Excerpts from an interface dataset
_ _ _

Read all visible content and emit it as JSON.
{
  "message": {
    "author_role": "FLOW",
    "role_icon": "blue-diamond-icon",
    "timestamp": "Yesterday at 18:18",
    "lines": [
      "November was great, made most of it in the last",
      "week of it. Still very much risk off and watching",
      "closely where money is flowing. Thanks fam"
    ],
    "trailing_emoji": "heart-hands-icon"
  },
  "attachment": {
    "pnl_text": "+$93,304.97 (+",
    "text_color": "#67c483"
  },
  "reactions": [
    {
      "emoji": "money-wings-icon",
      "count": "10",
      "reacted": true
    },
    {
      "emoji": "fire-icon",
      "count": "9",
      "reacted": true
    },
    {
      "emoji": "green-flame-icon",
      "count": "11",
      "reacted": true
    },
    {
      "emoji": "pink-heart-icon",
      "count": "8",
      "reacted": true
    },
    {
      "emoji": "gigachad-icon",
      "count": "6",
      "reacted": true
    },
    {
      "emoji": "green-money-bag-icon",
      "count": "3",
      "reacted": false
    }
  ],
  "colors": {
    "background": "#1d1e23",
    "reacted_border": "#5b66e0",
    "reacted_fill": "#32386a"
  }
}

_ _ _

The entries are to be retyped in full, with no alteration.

[Answer space]
Read all visible content and emit it as JSON.
{
  "message": {
    "author_role": "FLOW",
    "role_icon": "blue-diamond-icon",
    "timestamp": "Yesterday at 18:18",
    "lines": [
      "November was great, made most of it in the last",
      "week of it. Still very much risk off and watching",
      "closely where money is flowing. Thanks fam"
    ],
    "trailing_emoji": "heart-hands-icon"
  },
  "attachment": {
    "pnl_text": "+$93,304.97 (+",
    "text_color": "#67c483"
  },
  "reactions": [
    {
      "emoji": "money-wings-icon",
      "count": "10",
      "reacted": true
    },
    {
      "emoji": "fire-icon",
      "count": "9",
      "reacted": true
    },
    {
      "emoji": "green-flame-icon",
      "count": "11",
      "reacted": true
    },
    {
      "emoji": "pink-heart-icon",
      "count": "8",
      "reacted": true
    },
    {
      "emoji": "gigachad-icon",
      "count": "6",
      "reacted": true
    },
    {
      "emoji": "green-money-bag-icon",
      "count": "3",
      "reacted": false
    }
  ],
  "colors": {
    "background": "#1d1e23",
    "reacted_border": "#5b66e0",
    "reacted_fill": "#32386a"
  }
}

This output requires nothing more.